Data for this exercise:
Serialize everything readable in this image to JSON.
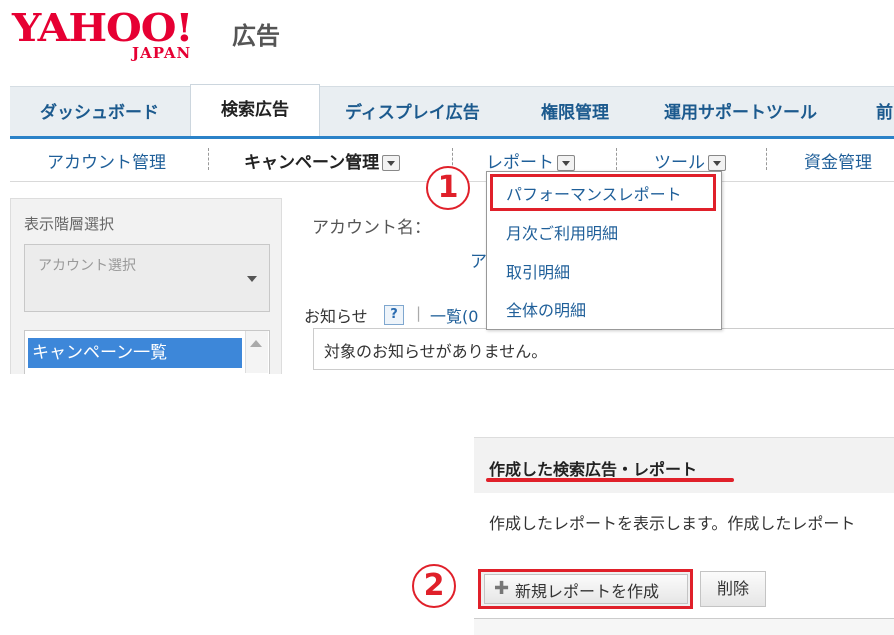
{
  "logo": {
    "main": "YAHOO!",
    "sub": "JAPAN",
    "suffix": "広告"
  },
  "main_tabs": [
    {
      "label": "ダッシュボード"
    },
    {
      "label": "検索広告",
      "active": true
    },
    {
      "label": "ディスプレイ広告"
    },
    {
      "label": "権限管理"
    },
    {
      "label": "運用サポートツール"
    },
    {
      "label": "前"
    }
  ],
  "sub_nav": {
    "account": "アカウント管理",
    "campaign": "キャンペーン管理",
    "report": "レポート",
    "tools": "ツール",
    "funds": "資金管理"
  },
  "dropdown_items": [
    "パフォーマンスレポート",
    "月次ご利用明細",
    "取引明細",
    "全体の明細"
  ],
  "left_panel": {
    "title": "表示階層選択",
    "account_select_placeholder": "アカウント選択",
    "campaign_item": "キャンペーン一覧"
  },
  "content": {
    "account_name_label": "アカウント名：",
    "account_link": "ア",
    "notice_label": "お知らせ",
    "help_glyph": "?",
    "separator": "|",
    "list_link": "一覧(0",
    "notice_text": "対象のお知らせがありません。"
  },
  "report_section": {
    "title": "作成した検索広告・レポート",
    "description": "作成したレポートを表示します。作成したレポート",
    "new_report_button": "新規レポートを作成",
    "delete_button": "削除"
  },
  "annotations": {
    "step1": "1",
    "step2": "2"
  },
  "colors": {
    "accent_red": "#e0202a",
    "link_blue": "#1f5f99",
    "tab_blue": "#2b82c8",
    "selected_blue": "#3d87d9",
    "brand_red": "#e60033"
  }
}
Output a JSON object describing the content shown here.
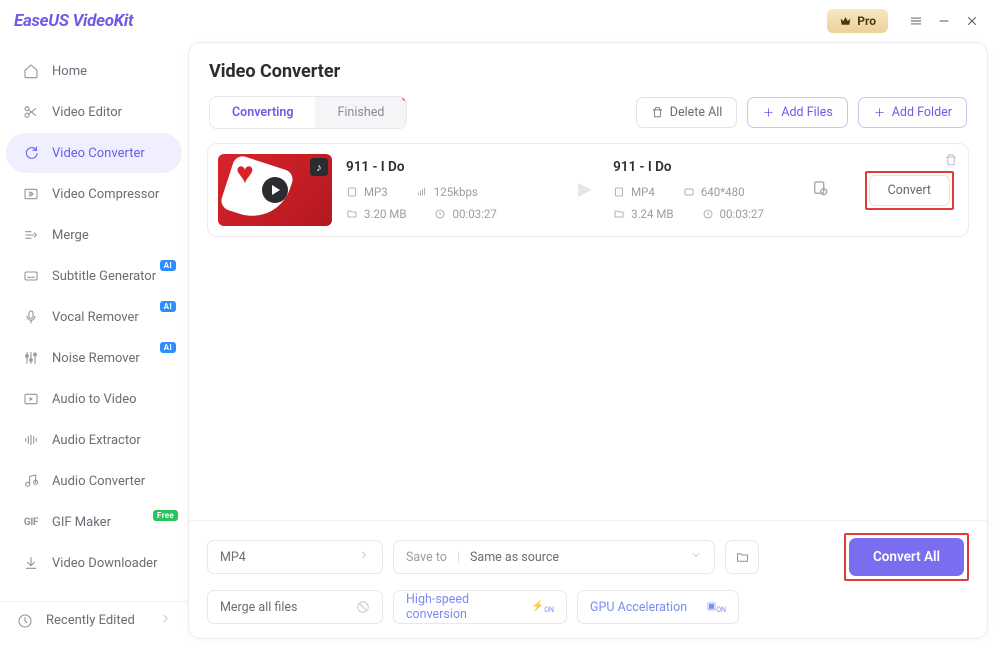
{
  "app_name": "EaseUS VideoKit",
  "pro_label": "Pro",
  "sidebar": {
    "items": [
      {
        "label": "Home"
      },
      {
        "label": "Video Editor"
      },
      {
        "label": "Video Converter"
      },
      {
        "label": "Video Compressor"
      },
      {
        "label": "Merge"
      },
      {
        "label": "Subtitle Generator"
      },
      {
        "label": "Vocal Remover"
      },
      {
        "label": "Noise Remover"
      },
      {
        "label": "Audio to Video"
      },
      {
        "label": "Audio Extractor"
      },
      {
        "label": "Audio Converter"
      },
      {
        "label": "GIF Maker"
      },
      {
        "label": "Video Downloader"
      }
    ],
    "recently_label": "Recently Edited"
  },
  "main": {
    "title": "Video Converter",
    "tabs": {
      "converting": "Converting",
      "finished": "Finished"
    },
    "buttons": {
      "delete_all": "Delete All",
      "add_files": "Add Files",
      "add_folder": "Add Folder"
    }
  },
  "item": {
    "source": {
      "name": "911 - I Do",
      "format": "MP3",
      "bitrate": "125kbps",
      "size": "3.20 MB",
      "duration": "00:03:27"
    },
    "target": {
      "name": "911 - I Do",
      "format": "MP4",
      "resolution": "640*480",
      "size": "3.24 MB",
      "duration": "00:03:27"
    },
    "convert_label": "Convert"
  },
  "footer": {
    "format": "MP4",
    "save_to_label": "Save to",
    "save_to_value": "Same as source",
    "merge_label": "Merge all files",
    "hs_label": "High-speed conversion",
    "gpu_label": "GPU Acceleration",
    "convert_all": "Convert All"
  }
}
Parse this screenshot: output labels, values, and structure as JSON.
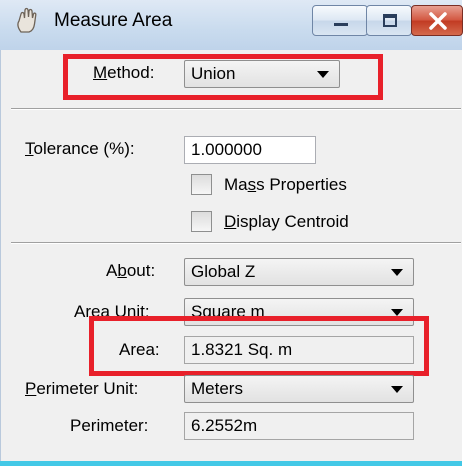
{
  "window": {
    "title": "Measure Area",
    "icon": "measure-area-hand-icon"
  },
  "method": {
    "label": "Method:",
    "value": "Union"
  },
  "tolerance": {
    "label": "Tolerance (%):",
    "value": "1.000000"
  },
  "mass_properties": {
    "label": "Mass Properties",
    "checked": false
  },
  "display_centroid": {
    "label": "Display Centroid",
    "checked": false
  },
  "about": {
    "label": "About:",
    "value": "Global Z"
  },
  "area_unit": {
    "label": "Area Unit:",
    "value": "Square m"
  },
  "area": {
    "label": "Area:",
    "value": "1.8321 Sq. m"
  },
  "perimeter_unit": {
    "label": "Perimeter Unit:",
    "value": "Meters"
  },
  "perimeter": {
    "label": "Perimeter:",
    "value": "6.2552m"
  },
  "colors": {
    "highlight": "#e8202a",
    "close_button": "#c13a22",
    "titlebar": "#c9dbee",
    "bottom_accent": "#43c8e6"
  }
}
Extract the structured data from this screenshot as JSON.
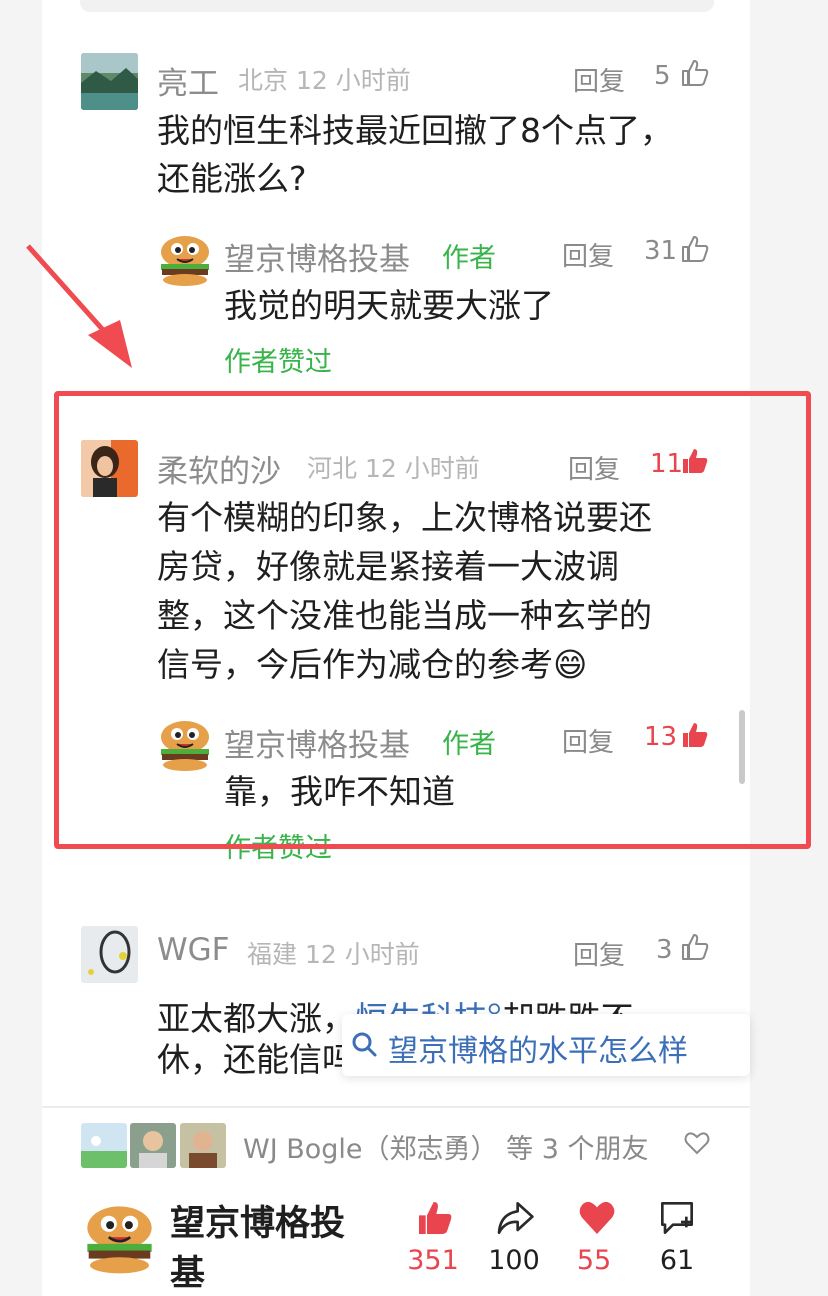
{
  "comments": [
    {
      "user": "亮工",
      "location_time": "北京 12 小时前",
      "reply_label": "回复",
      "likes": "5",
      "text_lines": [
        "我的恒生科技最近回撤了8个点了，",
        "还能涨么?"
      ],
      "author_reply": {
        "user": "望京博格投基",
        "author_tag": "作者",
        "reply_label": "回复",
        "likes": "31",
        "text": "我觉的明天就要大涨了",
        "liked_by_author": "作者赞过"
      }
    },
    {
      "user": "柔软的沙",
      "location_time": "河北 12 小时前",
      "reply_label": "回复",
      "likes": "11",
      "text_lines": [
        "有个模糊的印象，上次博格说要还",
        "房贷，好像就是紧接着一大波调",
        "整，这个没准也能当成一种玄学的",
        "信号，今后作为减仓的参考😄"
      ],
      "author_reply": {
        "user": "望京博格投基",
        "author_tag": "作者",
        "reply_label": "回复",
        "likes": "13",
        "text": "靠，我咋不知道",
        "liked_by_author": "作者赞过"
      }
    },
    {
      "user": "WGF",
      "location_time": "福建 12 小时前",
      "reply_label": "回复",
      "likes": "3",
      "text_line1_a": "亚太都大涨，",
      "text_line1_link": "恒生科技",
      "text_line1_b": "却跌跌不",
      "text_line2": "休，还能信吗"
    }
  ],
  "search_suggestion": "望京博格的水平怎么样",
  "friends_liked": "WJ Bogle（郑志勇） 等 3 个朋友",
  "footer": {
    "author_name_line1": "望京博格投",
    "author_name_line2": "基",
    "like_count": "351",
    "share_count": "100",
    "favorite_count": "55",
    "comment_count": "61"
  },
  "colors": {
    "accent_red": "#ef4b50",
    "author_green": "#38b44a",
    "link_blue": "#3c6fb8"
  }
}
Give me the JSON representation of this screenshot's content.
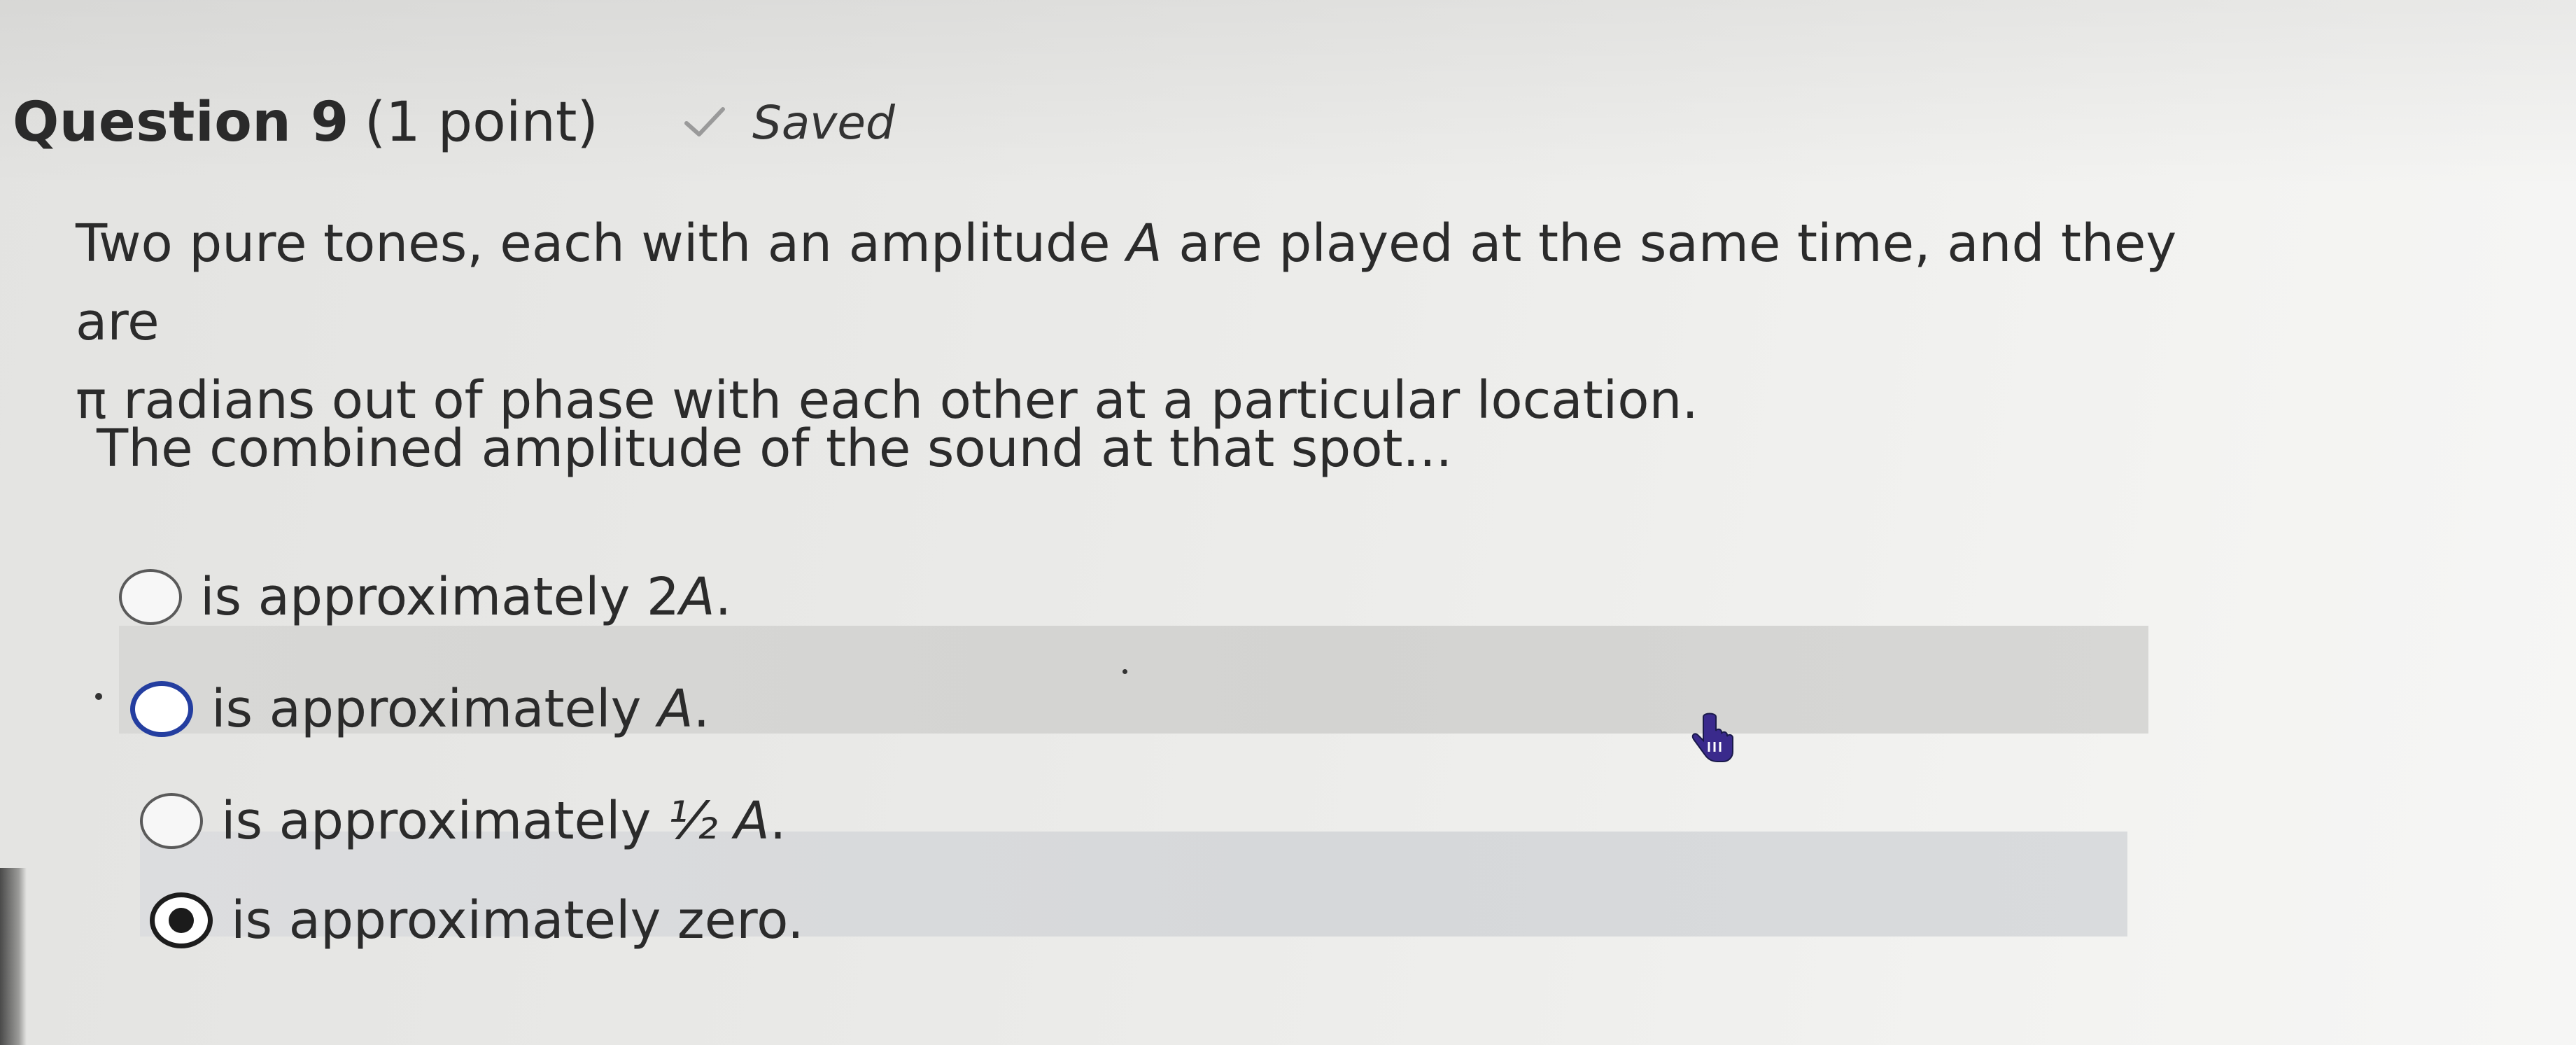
{
  "question": {
    "title": "Question 9",
    "points": "(1 point)",
    "status": "Saved",
    "status_icon": "check-icon"
  },
  "body": {
    "line1_start": "Two pure tones, each with an amplitude ",
    "line1_symbol": "A",
    "line1_end": " are played at the same time, and they are",
    "line2": "π radians out of phase with each other at a particular location.",
    "prompt": "The combined amplitude of the sound at that spot..."
  },
  "choices": [
    {
      "text": "is approximately 2",
      "symbol": "A",
      "suffix": ".",
      "selected": false
    },
    {
      "text": "is approximately ",
      "symbol": "A",
      "suffix": ".",
      "selected": false
    },
    {
      "text": "is approximately ",
      "symbol": "½ A",
      "suffix": ".",
      "selected": false
    },
    {
      "text": "is approximately zero.",
      "symbol": "",
      "suffix": "",
      "selected": true
    }
  ],
  "colors": {
    "focus_ring": "#243ea0",
    "hover_row": "#d6d6d4",
    "selected_row": "#d8dadc"
  }
}
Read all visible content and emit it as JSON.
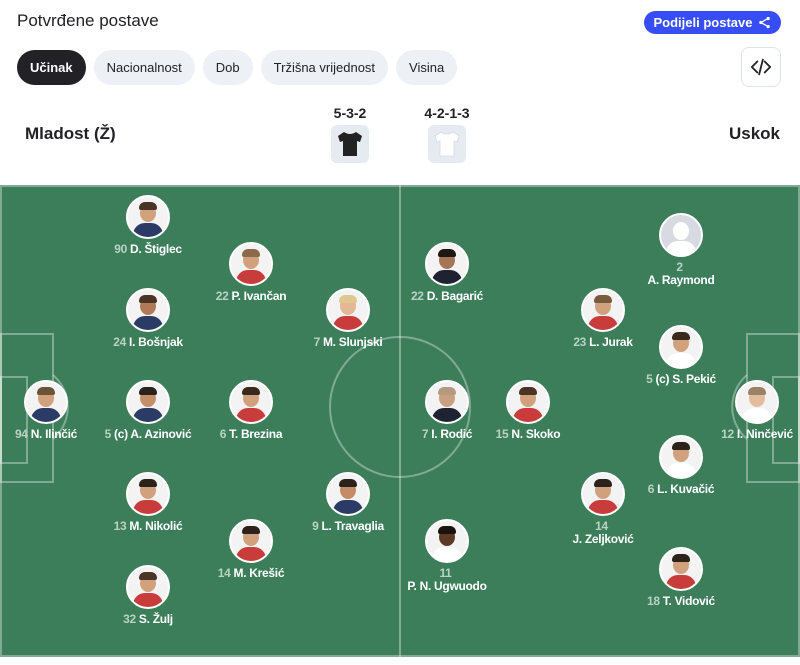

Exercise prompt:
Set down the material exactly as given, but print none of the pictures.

Expected answer:
Serialize everything readable in this image to JSON.
{
  "logo": {
    "main": "YAHOO!",
    "sub": "JAPAN",
    "suffix": "広告"
  },
  "main_tabs": [
    {
      "label": "ダッシュボード"
    },
    {
      "label": "検索広告",
      "active": true
    },
    {
      "label": "ディスプレイ広告"
    },
    {
      "label": "権限管理"
    },
    {
      "label": "運用サポートツール"
    },
    {
      "label": "前"
    }
  ],
  "sub_nav": {
    "account": "アカウント管理",
    "campaign": "キャンペーン管理",
    "report": "レポート",
    "tools": "ツール",
    "funds": "資金管理"
  },
  "dropdown_items": [
    "パフォーマンスレポート",
    "月次ご利用明細",
    "取引明細",
    "全体の明細"
  ],
  "left_panel": {
    "title": "表示階層選択",
    "account_select_placeholder": "アカウント選択",
    "campaign_item": "キャンペーン一覧"
  },
  "content": {
    "account_name_label": "アカウント名：",
    "account_link": "ア",
    "notice_label": "お知らせ",
    "help_glyph": "?",
    "separator": "|",
    "list_link": "一覧(0",
    "notice_text": "対象のお知らせがありません。"
  },
  "report_section": {
    "title": "作成した検索広告・レポート",
    "description": "作成したレポートを表示します。作成したレポート",
    "new_report_button": "新規レポートを作成",
    "delete_button": "削除"
  },
  "annotations": {
    "step1": "1",
    "step2": "2"
  },
  "colors": {
    "accent_red": "#e0202a",
    "link_blue": "#1f5f99",
    "tab_blue": "#2b82c8",
    "selected_blue": "#3d87d9",
    "brand_red": "#e60033"
  }
}
Output a JSON object describing the content shown here.
{
  "app_name": "EaseUS VideoKit",
  "pro_label": "Pro",
  "sidebar": {
    "items": [
      {
        "label": "Home"
      },
      {
        "label": "Video Editor"
      },
      {
        "label": "Video Converter"
      },
      {
        "label": "Video Compressor"
      },
      {
        "label": "Merge"
      },
      {
        "label": "Subtitle Generator"
      },
      {
        "label": "Vocal Remover"
      },
      {
        "label": "Noise Remover"
      },
      {
        "label": "Audio to Video"
      },
      {
        "label": "Audio Extractor"
      },
      {
        "label": "Audio Converter"
      },
      {
        "label": "GIF Maker"
      },
      {
        "label": "Video Downloader"
      }
    ],
    "recently_label": "Recently Edited"
  },
  "main": {
    "title": "Video Converter",
    "tabs": {
      "converting": "Converting",
      "finished": "Finished"
    },
    "buttons": {
      "delete_all": "Delete All",
      "add_files": "Add Files",
      "add_folder": "Add Folder"
    }
  },
  "item": {
    "source": {
      "name": "911 - I Do",
      "format": "MP3",
      "bitrate": "125kbps",
      "size": "3.20 MB",
      "duration": "00:03:27"
    },
    "target": {
      "name": "911 - I Do",
      "format": "MP4",
      "resolution": "640*480",
      "size": "3.24 MB",
      "duration": "00:03:27"
    },
    "convert_label": "Convert"
  },
  "footer": {
    "format": "MP4",
    "save_to_label": "Save to",
    "save_to_value": "Same as source",
    "merge_label": "Merge all files",
    "hs_label": "High-speed conversion",
    "gpu_label": "GPU Acceleration",
    "convert_all": "Convert All"
  }
}
Parse this screenshot: output labels, values, and structure as JSON.
{
  "window": {
    "title": "Measure Area",
    "icon": "measure-area-hand-icon"
  },
  "method": {
    "label": "Method:",
    "value": "Union"
  },
  "tolerance": {
    "label": "Tolerance (%):",
    "value": "1.000000"
  },
  "mass_properties": {
    "label": "Mass Properties",
    "checked": false
  },
  "display_centroid": {
    "label": "Display Centroid",
    "checked": false
  },
  "about": {
    "label": "About:",
    "value": "Global Z"
  },
  "area_unit": {
    "label": "Area Unit:",
    "value": "Square m"
  },
  "area": {
    "label": "Area:",
    "value": "1.8321 Sq. m"
  },
  "perimeter_unit": {
    "label": "Perimeter Unit:",
    "value": "Meters"
  },
  "perimeter": {
    "label": "Perimeter:",
    "value": "6.2552m"
  },
  "colors": {
    "highlight": "#e8202a",
    "close_button": "#c13a22",
    "titlebar": "#c9dbee",
    "bottom_accent": "#43c8e6"
  }
}
Extract the structured data from this screenshot as JSON.
{
  "comments": [
    {
      "user": "亮工",
      "location_time": "北京 12 小时前",
      "reply_label": "回复",
      "likes": "5",
      "text_lines": [
        "我的恒生科技最近回撤了8个点了，",
        "还能涨么?"
      ],
      "author_reply": {
        "user": "望京博格投基",
        "author_tag": "作者",
        "reply_label": "回复",
        "likes": "31",
        "text": "我觉的明天就要大涨了",
        "liked_by_author": "作者赞过"
      }
    },
    {
      "user": "柔软的沙",
      "location_time": "河北 12 小时前",
      "reply_label": "回复",
      "likes": "11",
      "text_lines": [
        "有个模糊的印象，上次博格说要还",
        "房贷，好像就是紧接着一大波调",
        "整，这个没准也能当成一种玄学的",
        "信号，今后作为减仓的参考😄"
      ],
      "author_reply": {
        "user": "望京博格投基",
        "author_tag": "作者",
        "reply_label": "回复",
        "likes": "13",
        "text": "靠，我咋不知道",
        "liked_by_author": "作者赞过"
      }
    },
    {
      "user": "WGF",
      "location_time": "福建 12 小时前",
      "reply_label": "回复",
      "likes": "3",
      "text_line1_a": "亚太都大涨，",
      "text_line1_link": "恒生科技",
      "text_line1_b": "却跌跌不",
      "text_line2": "休，还能信吗"
    }
  ],
  "search_suggestion": "望京博格的水平怎么样",
  "friends_liked": "WJ Bogle（郑志勇） 等 3 个朋友",
  "footer": {
    "author_name_line1": "望京博格投",
    "author_name_line2": "基",
    "like_count": "351",
    "share_count": "100",
    "favorite_count": "55",
    "comment_count": "61"
  },
  "colors": {
    "accent_red": "#ef4b50",
    "author_green": "#38b44a",
    "link_blue": "#3c6fb8"
  }
}
Give me the JSON representation of this screenshot's content.
{
  "question": {
    "title": "Question 9",
    "points": "(1 point)",
    "status": "Saved",
    "status_icon": "check-icon"
  },
  "body": {
    "line1_start": "Two pure tones, each with an amplitude ",
    "line1_symbol": "A",
    "line1_end": " are played at the same time, and they are",
    "line2": "π radians out of phase with each other at a particular location.",
    "prompt": "The combined amplitude of the sound at that spot..."
  },
  "choices": [
    {
      "text": "is approximately 2",
      "symbol": "A",
      "suffix": ".",
      "selected": false
    },
    {
      "text": "is approximately ",
      "symbol": "A",
      "suffix": ".",
      "selected": false
    },
    {
      "text": "is approximately ",
      "symbol": "½ A",
      "suffix": ".",
      "selected": false
    },
    {
      "text": "is approximately zero.",
      "symbol": "",
      "suffix": "",
      "selected": true
    }
  ],
  "colors": {
    "focus_ring": "#243ea0",
    "hover_row": "#d6d6d4",
    "selected_row": "#d8dadc"
  }
}
Read all visible content and emit it as JSON.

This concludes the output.